“My team is working hard day in and day out to carry out complicated experiments aimed at understanding what is happening at the molecular level inside the cell. If we accomplish everything we’re working on right now, we can provide a foundation for a lot of people to work from to intervene. Once you know the weak points, you can decide what do with the information and design drugs that inhibit particular pathways.” -Scarlet Shell
Traveling through Africa and Latin American, a part of the world she has always been interested in, left her with a feeling of wanting to do something with her life that would help people suffering in other parts of the world, she said. That, combined with her strong belief in basic science, led her to her research at WPI.

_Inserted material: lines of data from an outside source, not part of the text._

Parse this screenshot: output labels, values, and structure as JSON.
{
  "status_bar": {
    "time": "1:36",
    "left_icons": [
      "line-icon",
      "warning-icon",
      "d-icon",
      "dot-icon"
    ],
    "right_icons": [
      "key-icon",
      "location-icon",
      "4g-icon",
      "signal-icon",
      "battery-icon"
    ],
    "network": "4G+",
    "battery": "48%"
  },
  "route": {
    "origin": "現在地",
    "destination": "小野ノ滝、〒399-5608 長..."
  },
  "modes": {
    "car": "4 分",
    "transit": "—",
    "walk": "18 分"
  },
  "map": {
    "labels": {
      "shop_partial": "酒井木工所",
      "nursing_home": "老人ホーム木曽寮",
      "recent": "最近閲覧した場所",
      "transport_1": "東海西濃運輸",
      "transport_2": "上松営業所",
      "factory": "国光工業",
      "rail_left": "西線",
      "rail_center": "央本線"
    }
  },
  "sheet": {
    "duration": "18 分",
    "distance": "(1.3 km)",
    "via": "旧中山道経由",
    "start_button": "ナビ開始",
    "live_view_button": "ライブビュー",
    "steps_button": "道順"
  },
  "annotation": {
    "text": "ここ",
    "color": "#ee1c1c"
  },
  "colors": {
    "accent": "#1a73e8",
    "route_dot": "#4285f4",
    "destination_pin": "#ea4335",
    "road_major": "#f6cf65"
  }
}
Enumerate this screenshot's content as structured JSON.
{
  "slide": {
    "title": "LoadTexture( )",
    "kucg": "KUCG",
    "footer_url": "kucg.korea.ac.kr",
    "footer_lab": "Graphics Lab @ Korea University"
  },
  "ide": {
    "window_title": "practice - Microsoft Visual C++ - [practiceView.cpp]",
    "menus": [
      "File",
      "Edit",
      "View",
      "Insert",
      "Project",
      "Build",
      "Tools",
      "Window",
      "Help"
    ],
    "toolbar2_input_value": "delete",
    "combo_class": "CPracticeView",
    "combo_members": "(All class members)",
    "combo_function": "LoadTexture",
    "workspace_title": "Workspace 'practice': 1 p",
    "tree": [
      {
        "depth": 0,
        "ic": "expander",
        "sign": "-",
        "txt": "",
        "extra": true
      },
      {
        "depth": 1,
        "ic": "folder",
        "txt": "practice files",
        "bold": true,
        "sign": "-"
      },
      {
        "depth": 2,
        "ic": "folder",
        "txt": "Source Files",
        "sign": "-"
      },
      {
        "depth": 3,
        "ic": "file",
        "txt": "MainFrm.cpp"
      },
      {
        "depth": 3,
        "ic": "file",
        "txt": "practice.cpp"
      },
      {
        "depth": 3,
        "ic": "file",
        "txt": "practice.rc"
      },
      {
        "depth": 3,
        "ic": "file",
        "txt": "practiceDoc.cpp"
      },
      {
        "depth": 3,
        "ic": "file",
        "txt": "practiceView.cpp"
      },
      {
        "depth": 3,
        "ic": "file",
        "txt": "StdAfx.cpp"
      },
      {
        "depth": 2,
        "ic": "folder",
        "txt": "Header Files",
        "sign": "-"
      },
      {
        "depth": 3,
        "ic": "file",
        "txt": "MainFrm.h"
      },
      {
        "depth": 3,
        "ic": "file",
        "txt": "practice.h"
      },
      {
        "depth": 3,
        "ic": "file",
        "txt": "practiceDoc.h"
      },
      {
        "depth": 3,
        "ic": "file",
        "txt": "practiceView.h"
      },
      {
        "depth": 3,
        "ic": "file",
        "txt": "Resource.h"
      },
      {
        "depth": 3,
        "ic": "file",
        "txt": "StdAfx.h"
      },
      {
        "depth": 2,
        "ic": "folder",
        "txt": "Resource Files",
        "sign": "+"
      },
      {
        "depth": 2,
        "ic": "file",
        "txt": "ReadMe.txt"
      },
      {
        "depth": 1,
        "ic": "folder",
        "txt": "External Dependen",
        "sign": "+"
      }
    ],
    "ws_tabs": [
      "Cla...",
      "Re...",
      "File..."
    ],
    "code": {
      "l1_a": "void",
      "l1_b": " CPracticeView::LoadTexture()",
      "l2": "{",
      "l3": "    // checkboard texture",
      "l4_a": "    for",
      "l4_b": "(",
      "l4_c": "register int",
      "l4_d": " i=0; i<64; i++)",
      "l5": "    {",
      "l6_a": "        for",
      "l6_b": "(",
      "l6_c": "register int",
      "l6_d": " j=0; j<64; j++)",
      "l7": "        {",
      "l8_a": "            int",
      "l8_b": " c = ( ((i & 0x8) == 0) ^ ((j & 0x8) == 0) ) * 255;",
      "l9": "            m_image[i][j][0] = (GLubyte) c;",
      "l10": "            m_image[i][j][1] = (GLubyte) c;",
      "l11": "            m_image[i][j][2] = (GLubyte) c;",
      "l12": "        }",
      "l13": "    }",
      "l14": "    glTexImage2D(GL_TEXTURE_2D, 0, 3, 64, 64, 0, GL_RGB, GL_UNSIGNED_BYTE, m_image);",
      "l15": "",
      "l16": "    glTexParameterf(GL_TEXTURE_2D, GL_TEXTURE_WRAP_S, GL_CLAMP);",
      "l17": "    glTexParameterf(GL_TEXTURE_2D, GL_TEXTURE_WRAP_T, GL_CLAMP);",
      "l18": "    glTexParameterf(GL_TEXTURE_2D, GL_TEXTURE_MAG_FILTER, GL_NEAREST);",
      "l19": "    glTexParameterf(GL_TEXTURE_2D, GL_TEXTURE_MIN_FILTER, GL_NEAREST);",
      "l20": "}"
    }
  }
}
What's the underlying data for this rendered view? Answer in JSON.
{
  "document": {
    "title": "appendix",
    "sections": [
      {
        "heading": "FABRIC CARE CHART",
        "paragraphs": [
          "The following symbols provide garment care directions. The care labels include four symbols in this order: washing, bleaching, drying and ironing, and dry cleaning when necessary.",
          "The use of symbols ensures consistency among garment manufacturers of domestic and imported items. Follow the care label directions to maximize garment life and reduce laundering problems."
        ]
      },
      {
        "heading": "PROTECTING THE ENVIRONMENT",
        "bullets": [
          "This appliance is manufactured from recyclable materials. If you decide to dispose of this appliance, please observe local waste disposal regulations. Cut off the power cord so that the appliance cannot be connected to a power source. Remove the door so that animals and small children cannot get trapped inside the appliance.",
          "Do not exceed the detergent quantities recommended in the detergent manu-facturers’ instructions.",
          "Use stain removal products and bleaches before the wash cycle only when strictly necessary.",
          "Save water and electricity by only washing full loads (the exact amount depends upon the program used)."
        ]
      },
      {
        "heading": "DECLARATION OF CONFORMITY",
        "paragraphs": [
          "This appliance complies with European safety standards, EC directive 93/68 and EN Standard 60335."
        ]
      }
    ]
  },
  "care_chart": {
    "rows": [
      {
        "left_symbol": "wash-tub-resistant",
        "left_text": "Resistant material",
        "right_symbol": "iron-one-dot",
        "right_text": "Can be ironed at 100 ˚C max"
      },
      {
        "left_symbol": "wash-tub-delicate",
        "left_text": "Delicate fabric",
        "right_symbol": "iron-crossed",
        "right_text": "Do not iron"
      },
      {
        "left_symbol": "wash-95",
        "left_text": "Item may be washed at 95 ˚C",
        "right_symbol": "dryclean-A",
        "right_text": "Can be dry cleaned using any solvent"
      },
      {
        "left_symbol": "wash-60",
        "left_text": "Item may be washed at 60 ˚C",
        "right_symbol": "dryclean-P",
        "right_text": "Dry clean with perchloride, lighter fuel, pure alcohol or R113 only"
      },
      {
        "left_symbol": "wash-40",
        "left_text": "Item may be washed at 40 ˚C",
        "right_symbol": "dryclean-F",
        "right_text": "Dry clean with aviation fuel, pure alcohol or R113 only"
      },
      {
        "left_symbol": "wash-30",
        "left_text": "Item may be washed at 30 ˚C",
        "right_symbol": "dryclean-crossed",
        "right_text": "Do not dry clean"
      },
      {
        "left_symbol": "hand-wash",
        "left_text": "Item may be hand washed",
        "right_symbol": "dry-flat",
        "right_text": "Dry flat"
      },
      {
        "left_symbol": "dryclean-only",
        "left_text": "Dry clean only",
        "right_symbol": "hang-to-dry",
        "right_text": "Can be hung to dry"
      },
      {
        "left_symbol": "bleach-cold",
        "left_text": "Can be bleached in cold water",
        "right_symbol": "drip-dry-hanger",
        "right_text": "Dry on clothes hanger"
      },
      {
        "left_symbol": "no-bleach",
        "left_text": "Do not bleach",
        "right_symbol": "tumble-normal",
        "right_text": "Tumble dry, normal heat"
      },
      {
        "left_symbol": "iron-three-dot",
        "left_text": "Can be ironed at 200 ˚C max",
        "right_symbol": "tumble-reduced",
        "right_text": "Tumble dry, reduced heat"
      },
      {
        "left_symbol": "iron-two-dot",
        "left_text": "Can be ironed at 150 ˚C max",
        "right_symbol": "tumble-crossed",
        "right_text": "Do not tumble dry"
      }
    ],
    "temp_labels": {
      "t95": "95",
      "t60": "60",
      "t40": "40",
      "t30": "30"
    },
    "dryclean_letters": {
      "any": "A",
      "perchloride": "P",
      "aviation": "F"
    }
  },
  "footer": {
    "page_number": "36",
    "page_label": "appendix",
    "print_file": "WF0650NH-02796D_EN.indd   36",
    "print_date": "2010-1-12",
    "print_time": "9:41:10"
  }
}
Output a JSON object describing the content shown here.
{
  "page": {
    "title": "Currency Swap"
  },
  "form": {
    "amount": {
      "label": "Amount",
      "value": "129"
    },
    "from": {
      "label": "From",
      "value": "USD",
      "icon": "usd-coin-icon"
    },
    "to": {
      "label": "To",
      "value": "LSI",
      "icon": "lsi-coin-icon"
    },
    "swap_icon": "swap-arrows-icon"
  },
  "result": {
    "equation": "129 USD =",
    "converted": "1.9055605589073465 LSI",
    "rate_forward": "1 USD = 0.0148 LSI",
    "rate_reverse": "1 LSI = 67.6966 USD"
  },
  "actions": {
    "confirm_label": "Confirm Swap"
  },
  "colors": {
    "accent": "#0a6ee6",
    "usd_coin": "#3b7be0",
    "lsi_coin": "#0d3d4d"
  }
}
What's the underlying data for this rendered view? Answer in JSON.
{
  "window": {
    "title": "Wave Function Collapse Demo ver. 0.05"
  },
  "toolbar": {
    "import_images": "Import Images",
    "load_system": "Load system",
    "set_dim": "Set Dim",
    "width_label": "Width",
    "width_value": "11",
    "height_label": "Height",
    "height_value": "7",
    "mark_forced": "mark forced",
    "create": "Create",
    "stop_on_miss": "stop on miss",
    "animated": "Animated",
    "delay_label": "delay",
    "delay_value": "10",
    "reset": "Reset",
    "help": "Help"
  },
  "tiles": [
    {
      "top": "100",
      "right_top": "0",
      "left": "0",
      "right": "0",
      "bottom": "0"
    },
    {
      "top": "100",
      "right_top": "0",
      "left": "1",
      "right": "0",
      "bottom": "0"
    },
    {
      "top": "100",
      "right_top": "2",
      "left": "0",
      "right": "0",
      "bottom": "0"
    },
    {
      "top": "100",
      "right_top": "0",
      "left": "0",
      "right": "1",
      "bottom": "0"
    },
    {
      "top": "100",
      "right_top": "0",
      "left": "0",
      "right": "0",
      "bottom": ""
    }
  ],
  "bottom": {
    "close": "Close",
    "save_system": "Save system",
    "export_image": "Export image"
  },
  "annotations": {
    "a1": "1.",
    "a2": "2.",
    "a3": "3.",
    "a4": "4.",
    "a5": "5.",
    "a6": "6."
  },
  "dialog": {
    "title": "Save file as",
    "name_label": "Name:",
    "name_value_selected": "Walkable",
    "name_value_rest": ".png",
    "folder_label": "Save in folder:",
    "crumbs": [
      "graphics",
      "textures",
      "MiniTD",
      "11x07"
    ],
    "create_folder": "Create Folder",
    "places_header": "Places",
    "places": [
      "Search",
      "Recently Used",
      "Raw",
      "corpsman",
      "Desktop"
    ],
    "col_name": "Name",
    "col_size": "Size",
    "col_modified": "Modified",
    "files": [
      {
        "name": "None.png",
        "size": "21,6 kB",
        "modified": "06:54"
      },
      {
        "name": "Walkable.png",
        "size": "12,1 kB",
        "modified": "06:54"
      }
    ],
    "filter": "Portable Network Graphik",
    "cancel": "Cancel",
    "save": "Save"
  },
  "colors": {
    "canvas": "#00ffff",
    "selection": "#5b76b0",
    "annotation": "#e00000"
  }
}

She graduated from Smith College in 2001 and received her PhD at the University of California-San Diego in 2008. She then completed six years of postdoctoral training at the Harvard School of Public Health.
With a passion for understanding how living systems work, and a desire to share her love of biology and research with the next generation of scientists, she arrived at WPI in 2014 and opened her research lab. A main area of her research is aimed at understanding the regulatory mechanisms that underlie mycobacterial stress tolerance, combining genetics, genomics, transcriptomics and biochemistry to understand how mycobacteria respond to, and ultimately survive, stressful conditions.
“What I want to understand is the basic biology of these (TB) bacteria,” she says. “If we know how the bacteria respond to stress, then we can try to find ways to intervene and prevent those stress responses from occurring. The bacteria don’t just sit there passively. Some live. Some die. They have ordered responses that they engage to adapt.”
TB and other types of infectious bacteria have found ways to survive stressors, including the human immune system, antibiotics, starvation, lack of oxygen, metal toxicity and low pH levels, she says.
“We are actively bombarding them with toxic chemicals, and the truth is, they deal with them pretty well,” she points out. “We want to understand how they deal with stressors and how they respond, to give us a chance to intervene. We’re specifically working on regulation of gene expression and how they save energy when they are in energy-starved conditions.”
Shell and her research team of grad students, postdoctoral researchers, and undergrads are getting hints on how TB bacteria survive, she says.
“My team is working hard day in and day out to carry out complicated experiments aimed at understanding what is happening at the molecular level inside the cell,” she says. “If we accomplish everything we’re working on right now, we can provide a foundation for a lot of people to work from to intervene. Once you know the weak points, you can decide what do with the information and design drugs that inhibit particular pathways.”
“When you make discoveries, you can’t always see at the time the way they will be useful in the future,” she says. “We have incredible genetic engineering tools available now and all of that was built on the basic understanding of fundamental biology. It is hard to communicate to the general public that fundamental biology is used in so many different ways and it is hard to foresee at the time what [breakthroughs] it can lead to when you are making basic discoveries.”
- By Paula Owen